Voting by mail in Germany’s parliamentary elections began Monday, six weeks before the Sept. 26 elections.
This was reported by Reuters.
An official spokesman for the Federal Election Commissioner confirmed that mail-in ballots will be sent out starting Monday.
Sociologists and party strategists expect a third or more of voters to vote by mail in this election as fears of a fourth wave of the coronavirus grow. In the last federal election in 2017, a record 28.6 percent of votes were cast by mail.
“We’re going to have a two-stage election campaign,” said Matthias Jung of polling agency Forschungsgruppe Wahlen, as parties seek to mobilize their supporters to vote by mail before trying to attract floating voters before Election Day.
According to Jung, older people are more likely to vote by mail than younger voters, and Angel Merkel’s conservative alliance tends to excel among older voters.
As a reminder, Germany’s Social Democratic Party had surpassed the Green Party six weeks before the Bundestag elections to come in second place.
The current leader of Angela Merkel’s party Christian Democratic Union Armin Lachet has the least support in the latest ratings since May.
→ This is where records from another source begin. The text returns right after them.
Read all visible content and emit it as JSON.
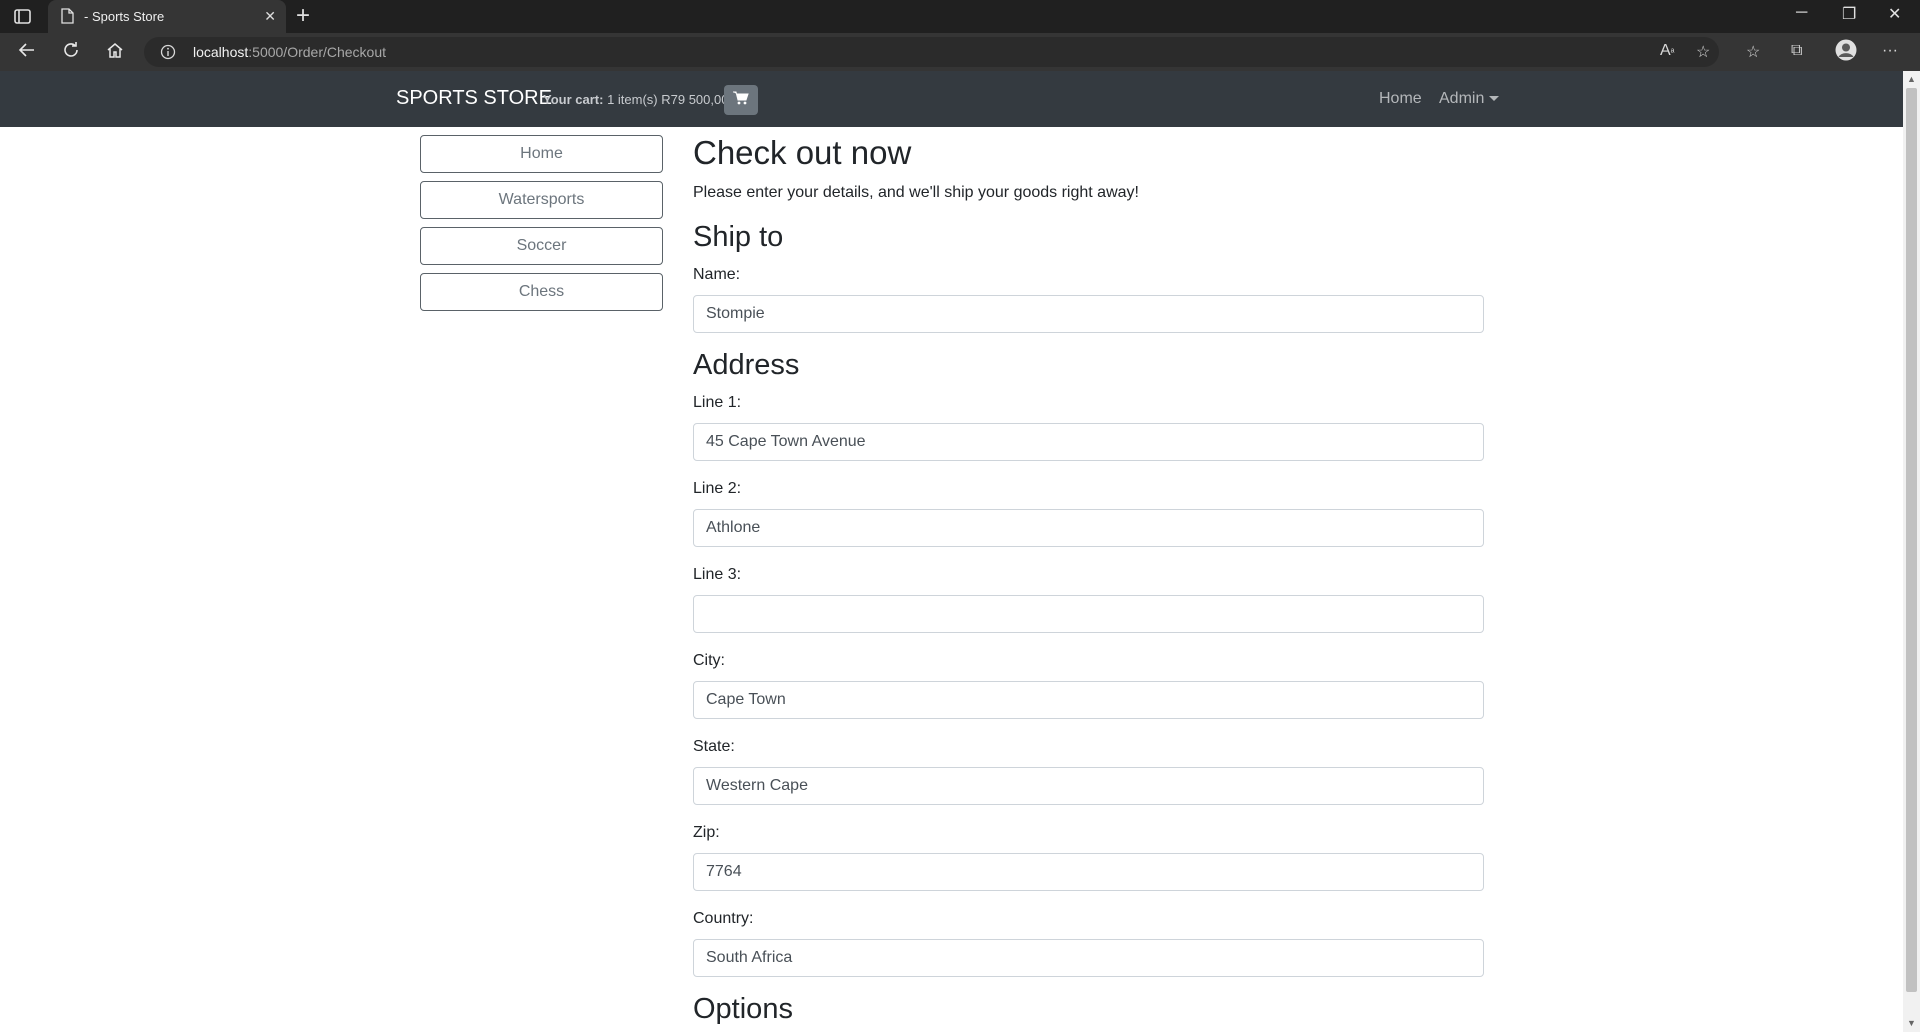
{
  "browser": {
    "tab_title": "- Sports Store",
    "url_host": "localhost",
    "url_rest": ":5000/Order/Checkout"
  },
  "navbar": {
    "brand": "SPORTS STORE",
    "cart_label": "Your cart:",
    "cart_summary": "1 item(s) R79 500,00",
    "links": [
      "Home",
      "Admin"
    ]
  },
  "sidebar": {
    "categories": [
      "Home",
      "Watersports",
      "Soccer",
      "Chess"
    ]
  },
  "main": {
    "title": "Check out now",
    "lead": "Please enter your details, and we'll ship your goods right away!",
    "ship_heading": "Ship to",
    "address_heading": "Address",
    "options_heading": "Options",
    "fields": {
      "name": {
        "label": "Name:",
        "value": "Stompie"
      },
      "line1": {
        "label": "Line 1:",
        "value": "45 Cape Town Avenue"
      },
      "line2": {
        "label": "Line 2:",
        "value": "Athlone"
      },
      "line3": {
        "label": "Line 3:",
        "value": ""
      },
      "city": {
        "label": "City:",
        "value": "Cape Town"
      },
      "state": {
        "label": "State:",
        "value": "Western Cape"
      },
      "zip": {
        "label": "Zip:",
        "value": "7764"
      },
      "country": {
        "label": "Country:",
        "value": "South Africa"
      }
    }
  },
  "colors": {
    "navbar_bg": "#343a40",
    "cart_button_bg": "#6c757d",
    "category_border": "#5a6268"
  }
}
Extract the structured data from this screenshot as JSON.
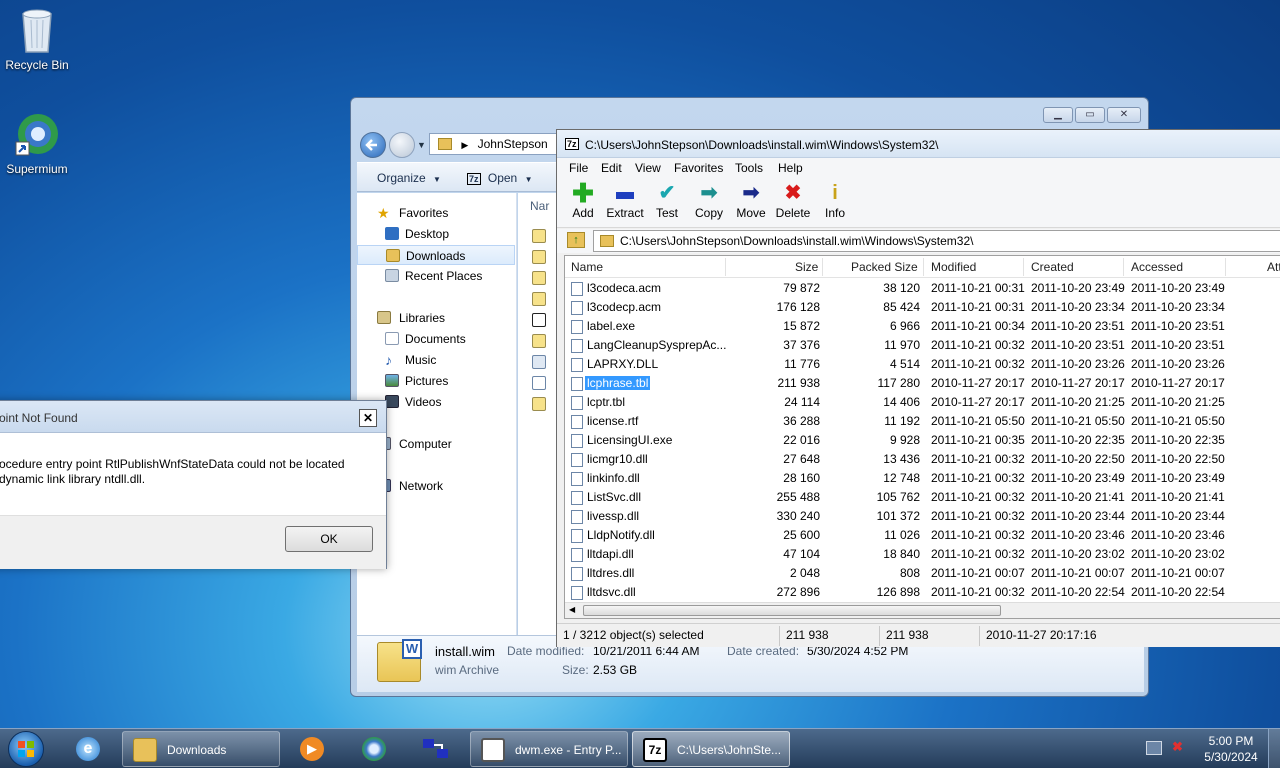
{
  "desktop": {
    "icons": [
      {
        "label": "Recycle Bin"
      },
      {
        "label": "Supermium"
      }
    ]
  },
  "explorer": {
    "breadcrumb": "JohnStepson",
    "toolbar": {
      "organize": "Organize",
      "open": "Open"
    },
    "nav": {
      "favorites": "Favorites",
      "desktop": "Desktop",
      "downloads": "Downloads",
      "recent": "Recent Places",
      "libraries": "Libraries",
      "documents": "Documents",
      "music": "Music",
      "pictures": "Pictures",
      "videos": "Videos",
      "computer": "Computer",
      "network": "Network"
    },
    "column_header_partial": "Nar",
    "details": {
      "file_name": "install.wim",
      "file_type": "wim Archive",
      "modified_label": "Date modified:",
      "modified_value": "10/21/2011 6:44 AM",
      "size_label": "Size:",
      "size_value": "2.53 GB",
      "created_label": "Date created:",
      "created_value": "5/30/2024 4:52 PM"
    }
  },
  "sevenzip": {
    "title": "C:\\Users\\JohnStepson\\Downloads\\install.wim\\Windows\\System32\\",
    "menu": [
      "File",
      "Edit",
      "View",
      "Favorites",
      "Tools",
      "Help"
    ],
    "tools": [
      {
        "label": "Add",
        "icon": "add-icon",
        "color": "#22aa22"
      },
      {
        "label": "Extract",
        "icon": "extract-icon",
        "color": "#1f3fbf"
      },
      {
        "label": "Test",
        "icon": "test-icon",
        "color": "#1aa7b0"
      },
      {
        "label": "Copy",
        "icon": "copy-icon",
        "color": "#1c8f8f"
      },
      {
        "label": "Move",
        "icon": "move-icon",
        "color": "#1a2a8a"
      },
      {
        "label": "Delete",
        "icon": "delete-icon",
        "color": "#d81b1b"
      },
      {
        "label": "Info",
        "icon": "info-icon",
        "color": "#c9a21a"
      }
    ],
    "address": "C:\\Users\\JohnStepson\\Downloads\\install.wim\\Windows\\System32\\",
    "columns": {
      "name": "Name",
      "size": "Size",
      "packed": "Packed Size",
      "modified": "Modified",
      "created": "Created",
      "accessed": "Accessed",
      "attr": "Att"
    },
    "files": [
      {
        "name": "l3codeca.acm",
        "size": "79 872",
        "packed": "38 120",
        "modified": "2011-10-21 00:31",
        "created": "2011-10-20 23:49",
        "accessed": "2011-10-20 23:49"
      },
      {
        "name": "l3codecp.acm",
        "size": "176 128",
        "packed": "85 424",
        "modified": "2011-10-21 00:31",
        "created": "2011-10-20 23:34",
        "accessed": "2011-10-20 23:34"
      },
      {
        "name": "label.exe",
        "size": "15 872",
        "packed": "6 966",
        "modified": "2011-10-21 00:34",
        "created": "2011-10-20 23:51",
        "accessed": "2011-10-20 23:51"
      },
      {
        "name": "LangCleanupSysprepAc...",
        "size": "37 376",
        "packed": "11 970",
        "modified": "2011-10-21 00:32",
        "created": "2011-10-20 23:51",
        "accessed": "2011-10-20 23:51"
      },
      {
        "name": "LAPRXY.DLL",
        "size": "11 776",
        "packed": "4 514",
        "modified": "2011-10-21 00:32",
        "created": "2011-10-20 23:26",
        "accessed": "2011-10-20 23:26"
      },
      {
        "name": "lcphrase.tbl",
        "size": "211 938",
        "packed": "117 280",
        "modified": "2010-11-27 20:17",
        "created": "2010-11-27 20:17",
        "accessed": "2010-11-27 20:17"
      },
      {
        "name": "lcptr.tbl",
        "size": "24 114",
        "packed": "14 406",
        "modified": "2010-11-27 20:17",
        "created": "2011-10-20 21:25",
        "accessed": "2011-10-20 21:25"
      },
      {
        "name": "license.rtf",
        "size": "36 288",
        "packed": "11 192",
        "modified": "2011-10-21 05:50",
        "created": "2011-10-21 05:50",
        "accessed": "2011-10-21 05:50"
      },
      {
        "name": "LicensingUI.exe",
        "size": "22 016",
        "packed": "9 928",
        "modified": "2011-10-21 00:35",
        "created": "2011-10-20 22:35",
        "accessed": "2011-10-20 22:35"
      },
      {
        "name": "licmgr10.dll",
        "size": "27 648",
        "packed": "13 436",
        "modified": "2011-10-21 00:32",
        "created": "2011-10-20 22:50",
        "accessed": "2011-10-20 22:50"
      },
      {
        "name": "linkinfo.dll",
        "size": "28 160",
        "packed": "12 748",
        "modified": "2011-10-21 00:32",
        "created": "2011-10-20 23:49",
        "accessed": "2011-10-20 23:49"
      },
      {
        "name": "ListSvc.dll",
        "size": "255 488",
        "packed": "105 762",
        "modified": "2011-10-21 00:32",
        "created": "2011-10-20 21:41",
        "accessed": "2011-10-20 21:41"
      },
      {
        "name": "livessp.dll",
        "size": "330 240",
        "packed": "101 372",
        "modified": "2011-10-21 00:32",
        "created": "2011-10-20 23:44",
        "accessed": "2011-10-20 23:44"
      },
      {
        "name": "LldpNotify.dll",
        "size": "25 600",
        "packed": "11 026",
        "modified": "2011-10-21 00:32",
        "created": "2011-10-20 23:46",
        "accessed": "2011-10-20 23:46"
      },
      {
        "name": "lltdapi.dll",
        "size": "47 104",
        "packed": "18 840",
        "modified": "2011-10-21 00:32",
        "created": "2011-10-20 23:02",
        "accessed": "2011-10-20 23:02"
      },
      {
        "name": "lltdres.dll",
        "size": "2 048",
        "packed": "808",
        "modified": "2011-10-21 00:07",
        "created": "2011-10-21 00:07",
        "accessed": "2011-10-21 00:07"
      },
      {
        "name": "lltdsvc.dll",
        "size": "272 896",
        "packed": "126 898",
        "modified": "2011-10-21 00:32",
        "created": "2011-10-20 22:54",
        "accessed": "2011-10-20 22:54"
      }
    ],
    "status": {
      "selection": "1 / 3212 object(s) selected",
      "size": "211 938",
      "packed": "211 938",
      "date": "2010-11-27 20:17:16"
    }
  },
  "dialog": {
    "title": "oint Not Found",
    "line1": "ocedure entry point RtlPublishWnfStateData could not be located",
    "line2": "dynamic link library ntdll.dll.",
    "ok": "OK",
    "close": "✕"
  },
  "taskbar": {
    "items": [
      {
        "label": "Downloads"
      },
      {
        "label": "dwm.exe - Entry P..."
      },
      {
        "label": "C:\\Users\\JohnSte..."
      }
    ],
    "clock_time": "5:00 PM",
    "clock_date": "5/30/2024"
  }
}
The SPD candidate Olaf Scholz is in first place in terms of support, with 25 percent of those surveyed willing to vote for him.